rather than the person seeking the records, would bear the expense and burden of attempting to block
disclosure and litigating the matter.

It is also your view that SUNY should provide you with additional documents pertaining to
the UAS operating budget. The December 29, 2000 letter from Mr. Beditz states in relevant part

"On November 30, 2000 I wrote in response to your earlier request
for information under the New York State Public Officers Law,
Freedom of Information. In that correspondence, I transmitted the
University Auxiliary Services Corporation's current budget in
summary form, and indicated that detailed information was available
should you desire.
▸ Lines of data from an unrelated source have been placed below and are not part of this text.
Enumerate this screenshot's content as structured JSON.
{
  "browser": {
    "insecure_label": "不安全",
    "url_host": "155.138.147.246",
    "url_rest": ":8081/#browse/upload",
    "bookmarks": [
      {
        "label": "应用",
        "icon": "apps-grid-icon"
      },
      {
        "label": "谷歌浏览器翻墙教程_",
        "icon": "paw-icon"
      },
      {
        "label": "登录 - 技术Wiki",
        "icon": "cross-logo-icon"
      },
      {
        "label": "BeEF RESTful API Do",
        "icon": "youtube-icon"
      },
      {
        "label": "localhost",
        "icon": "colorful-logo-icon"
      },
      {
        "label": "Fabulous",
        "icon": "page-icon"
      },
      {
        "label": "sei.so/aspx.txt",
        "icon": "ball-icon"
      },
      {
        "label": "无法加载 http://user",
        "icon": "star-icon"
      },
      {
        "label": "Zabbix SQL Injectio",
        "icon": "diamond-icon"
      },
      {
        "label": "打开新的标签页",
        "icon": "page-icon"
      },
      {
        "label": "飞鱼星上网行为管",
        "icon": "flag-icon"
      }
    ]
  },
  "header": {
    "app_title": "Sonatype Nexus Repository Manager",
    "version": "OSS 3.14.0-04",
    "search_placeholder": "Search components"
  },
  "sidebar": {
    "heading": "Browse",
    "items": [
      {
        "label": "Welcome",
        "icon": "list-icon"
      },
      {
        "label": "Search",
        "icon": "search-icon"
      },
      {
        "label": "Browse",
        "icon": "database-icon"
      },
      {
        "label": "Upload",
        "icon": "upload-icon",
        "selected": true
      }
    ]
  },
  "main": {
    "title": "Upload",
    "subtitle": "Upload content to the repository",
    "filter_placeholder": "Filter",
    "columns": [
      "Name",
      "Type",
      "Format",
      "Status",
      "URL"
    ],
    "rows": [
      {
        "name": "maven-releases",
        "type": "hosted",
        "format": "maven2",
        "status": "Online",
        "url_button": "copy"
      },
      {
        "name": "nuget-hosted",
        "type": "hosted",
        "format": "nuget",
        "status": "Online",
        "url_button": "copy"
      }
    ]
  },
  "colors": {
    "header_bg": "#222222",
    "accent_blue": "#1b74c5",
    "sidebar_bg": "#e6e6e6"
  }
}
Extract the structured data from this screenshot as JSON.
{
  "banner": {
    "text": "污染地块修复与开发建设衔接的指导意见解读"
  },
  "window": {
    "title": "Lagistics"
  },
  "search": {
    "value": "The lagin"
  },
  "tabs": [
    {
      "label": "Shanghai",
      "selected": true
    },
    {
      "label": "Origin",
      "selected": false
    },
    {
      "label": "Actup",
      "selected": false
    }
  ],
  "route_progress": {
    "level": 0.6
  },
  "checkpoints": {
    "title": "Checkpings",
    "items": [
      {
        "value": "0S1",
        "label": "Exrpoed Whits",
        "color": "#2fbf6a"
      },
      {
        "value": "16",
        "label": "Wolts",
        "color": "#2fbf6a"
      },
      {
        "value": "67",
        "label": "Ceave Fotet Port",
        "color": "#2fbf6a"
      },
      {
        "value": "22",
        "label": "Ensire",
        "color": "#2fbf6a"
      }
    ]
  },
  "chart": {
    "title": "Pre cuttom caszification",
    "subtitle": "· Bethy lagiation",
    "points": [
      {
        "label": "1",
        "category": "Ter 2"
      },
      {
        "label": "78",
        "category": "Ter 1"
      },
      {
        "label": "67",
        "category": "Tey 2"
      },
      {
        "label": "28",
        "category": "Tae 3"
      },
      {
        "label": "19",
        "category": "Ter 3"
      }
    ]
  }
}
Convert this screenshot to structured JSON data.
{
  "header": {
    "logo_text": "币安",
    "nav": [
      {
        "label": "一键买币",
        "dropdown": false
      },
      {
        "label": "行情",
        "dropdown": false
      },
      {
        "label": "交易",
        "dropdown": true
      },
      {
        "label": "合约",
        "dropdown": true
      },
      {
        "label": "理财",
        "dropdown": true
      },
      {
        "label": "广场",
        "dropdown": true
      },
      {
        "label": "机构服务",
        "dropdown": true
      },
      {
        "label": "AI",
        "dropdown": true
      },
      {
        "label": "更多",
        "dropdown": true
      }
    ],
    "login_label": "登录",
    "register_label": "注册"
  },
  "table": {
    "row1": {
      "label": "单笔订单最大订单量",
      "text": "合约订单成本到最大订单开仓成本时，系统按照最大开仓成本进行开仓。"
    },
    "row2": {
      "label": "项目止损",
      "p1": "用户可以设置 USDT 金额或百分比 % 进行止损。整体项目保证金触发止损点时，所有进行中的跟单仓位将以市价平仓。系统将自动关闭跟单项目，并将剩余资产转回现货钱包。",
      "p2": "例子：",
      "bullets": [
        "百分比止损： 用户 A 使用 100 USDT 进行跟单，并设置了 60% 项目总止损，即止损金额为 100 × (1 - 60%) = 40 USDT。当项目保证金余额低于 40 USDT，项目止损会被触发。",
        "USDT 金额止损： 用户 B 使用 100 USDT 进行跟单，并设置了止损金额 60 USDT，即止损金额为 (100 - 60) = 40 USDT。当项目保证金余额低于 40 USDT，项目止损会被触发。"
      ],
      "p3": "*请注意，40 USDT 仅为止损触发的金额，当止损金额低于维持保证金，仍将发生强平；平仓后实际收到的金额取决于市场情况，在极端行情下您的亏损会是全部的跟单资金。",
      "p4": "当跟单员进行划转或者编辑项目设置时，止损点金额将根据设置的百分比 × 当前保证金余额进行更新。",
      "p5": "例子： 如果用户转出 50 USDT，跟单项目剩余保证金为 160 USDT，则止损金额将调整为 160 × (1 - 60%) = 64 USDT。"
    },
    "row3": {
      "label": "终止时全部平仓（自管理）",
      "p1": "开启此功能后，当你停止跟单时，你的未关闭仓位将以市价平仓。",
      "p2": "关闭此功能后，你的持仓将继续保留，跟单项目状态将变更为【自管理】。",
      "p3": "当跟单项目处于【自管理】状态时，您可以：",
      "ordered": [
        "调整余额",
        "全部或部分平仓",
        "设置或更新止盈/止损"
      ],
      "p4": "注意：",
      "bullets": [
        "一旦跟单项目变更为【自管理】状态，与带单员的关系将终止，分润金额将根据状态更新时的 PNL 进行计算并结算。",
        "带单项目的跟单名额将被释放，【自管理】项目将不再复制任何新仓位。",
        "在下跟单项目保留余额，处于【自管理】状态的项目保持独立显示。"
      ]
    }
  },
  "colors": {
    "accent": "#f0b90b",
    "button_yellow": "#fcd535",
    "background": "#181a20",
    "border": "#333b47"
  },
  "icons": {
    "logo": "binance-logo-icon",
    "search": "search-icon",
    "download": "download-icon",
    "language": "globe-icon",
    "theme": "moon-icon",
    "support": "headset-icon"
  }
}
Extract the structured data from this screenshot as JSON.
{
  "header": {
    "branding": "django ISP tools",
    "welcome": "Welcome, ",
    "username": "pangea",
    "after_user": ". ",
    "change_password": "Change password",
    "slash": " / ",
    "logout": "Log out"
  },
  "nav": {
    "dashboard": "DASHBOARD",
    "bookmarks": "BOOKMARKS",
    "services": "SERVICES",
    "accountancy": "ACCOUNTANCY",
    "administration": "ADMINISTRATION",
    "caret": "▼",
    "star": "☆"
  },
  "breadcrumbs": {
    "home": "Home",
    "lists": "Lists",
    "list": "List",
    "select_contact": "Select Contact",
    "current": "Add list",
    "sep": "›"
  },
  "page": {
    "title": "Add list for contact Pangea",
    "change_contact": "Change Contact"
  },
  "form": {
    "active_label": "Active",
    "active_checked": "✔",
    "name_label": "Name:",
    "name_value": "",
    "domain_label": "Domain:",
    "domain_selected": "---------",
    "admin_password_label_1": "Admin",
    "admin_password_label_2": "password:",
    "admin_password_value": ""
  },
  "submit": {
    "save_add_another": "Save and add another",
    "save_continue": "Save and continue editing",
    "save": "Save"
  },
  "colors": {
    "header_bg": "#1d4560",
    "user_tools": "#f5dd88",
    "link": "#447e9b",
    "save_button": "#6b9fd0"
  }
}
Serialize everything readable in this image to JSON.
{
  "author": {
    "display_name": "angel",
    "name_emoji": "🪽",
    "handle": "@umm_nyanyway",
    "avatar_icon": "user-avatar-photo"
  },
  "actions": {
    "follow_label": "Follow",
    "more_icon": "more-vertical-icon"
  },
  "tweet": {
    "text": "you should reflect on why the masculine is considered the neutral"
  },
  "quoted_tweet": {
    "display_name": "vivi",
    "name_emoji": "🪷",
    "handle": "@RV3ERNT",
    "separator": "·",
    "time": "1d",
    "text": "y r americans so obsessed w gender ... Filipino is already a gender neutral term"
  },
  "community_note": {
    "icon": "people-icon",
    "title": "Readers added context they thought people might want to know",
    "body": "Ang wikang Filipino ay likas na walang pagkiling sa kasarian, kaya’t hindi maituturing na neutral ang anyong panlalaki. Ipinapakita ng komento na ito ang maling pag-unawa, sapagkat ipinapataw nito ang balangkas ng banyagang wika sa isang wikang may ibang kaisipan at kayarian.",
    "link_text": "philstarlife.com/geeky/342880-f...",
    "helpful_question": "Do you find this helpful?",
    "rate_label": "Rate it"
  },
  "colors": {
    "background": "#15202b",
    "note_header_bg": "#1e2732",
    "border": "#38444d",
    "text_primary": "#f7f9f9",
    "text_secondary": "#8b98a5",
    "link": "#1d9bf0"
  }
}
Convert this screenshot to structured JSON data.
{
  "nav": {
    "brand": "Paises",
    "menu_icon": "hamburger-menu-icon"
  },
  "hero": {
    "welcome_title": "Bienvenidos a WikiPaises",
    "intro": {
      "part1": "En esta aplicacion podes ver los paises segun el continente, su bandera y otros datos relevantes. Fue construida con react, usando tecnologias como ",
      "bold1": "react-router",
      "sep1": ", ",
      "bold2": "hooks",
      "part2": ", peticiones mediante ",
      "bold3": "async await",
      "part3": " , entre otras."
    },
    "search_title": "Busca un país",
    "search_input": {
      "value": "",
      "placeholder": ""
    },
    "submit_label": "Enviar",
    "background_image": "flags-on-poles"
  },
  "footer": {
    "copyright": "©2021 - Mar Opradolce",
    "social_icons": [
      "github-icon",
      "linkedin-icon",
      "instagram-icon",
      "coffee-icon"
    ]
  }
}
You subsequently telephoned my office, seeking
that additional information.

"In conducting additional research to identify the specific records you
seek, I have determined that those additional documents are not
records as defined in the Law. The NYS Public Officers Law, Article
6, Section 86.4 defines a record as ‘ information kept, held, filed,
produced or reproduced by, with or for an agency...' Indeed, the
summary budget I transmitted is kept on file in the University's
Controller's Office and therefore meets the definition of a public
record, and is accessible. However, the detailed records that are used
to compile that document are not held by or for the Controller or any
other University office. Accordingly, access to such documents is not
reached under the provisions of Section 87 and its exceptions."

It is emphasized that §86(4) of the Freedom of Information Law defines the term "record"
expansively to include:

"any information kept, held, filed, produced, reproduced by, with or
for an agency or the state legislature, in any physical form whatsoever
including, but not limited to, reports, statements, examinations,
memoranda, opinions, folders, files, books, manuals, pamphlets,
forms, papers, designs, drawings, maps, photos, letters, microfilms,
computer tapes or discs, rules, regulations or codes."

Based upon the language quoted above, documents need not be in the physical possession of an
agency to constitute agency records; so long as they are produced, kept or filed for an agency, the
courts have held they constitute "agency records", even if they are maintained apart from an agency's

For instance, it has been found that records maintained by an attorney retained by an
industrial development agency were subject to the Freedom of Information Law, even though an
agency did not possess the records and the attorney's fees were paid by applicants before the agency.
The Court determined that the fees were generated in his capacity as counsel to the agency, that the
agency was his client, that "he comes under the authority of the Industrial Development Agency" and
that, therefore, records of payment in his possession were subject to rights of access conferred by the
Freedom of Information Law (see C.B. Smith v. County of Rensselaer, Supreme Court, Rensselaer
County, May 13, 1993).

Most importantly, in Encore (supra, 417) it was found that materials received by a
corporation providing services for a branch of the State University that were kept on behalf of the
University constituted "records" falling with the coverage of the Freedom of Information Law. I
point out that the Court rejected "SUNY's contention that disclosure turns on whether the requested
information is in the physical possession of the agency", for such a view "ignores the plain language
of the FOIL definition of 'records' as information kept or held 'by, with or for an agency'" [see Encore
College Bookstores, Inc. v. Auxiliary Services Corporation of the State University of New York at
Farmingdale, 87 NY 2d 410. 417 (1995)].

Based on the foregoing, insofar as the records sought are maintained by or for UAS, I believe
that they are, in essence, SUNY's records, and that SUNY would be required to direct the custodian
of the records to disclose them in accordance with the Freedom of Information Law, or obtain them
in order to disclose them to you to the extent required by law.

I hope that I have been of assistance.



Robert J. Freeman
Executive Director


cc: L. Jeffrey Perez, Ph.D.
Stephen J. Beditz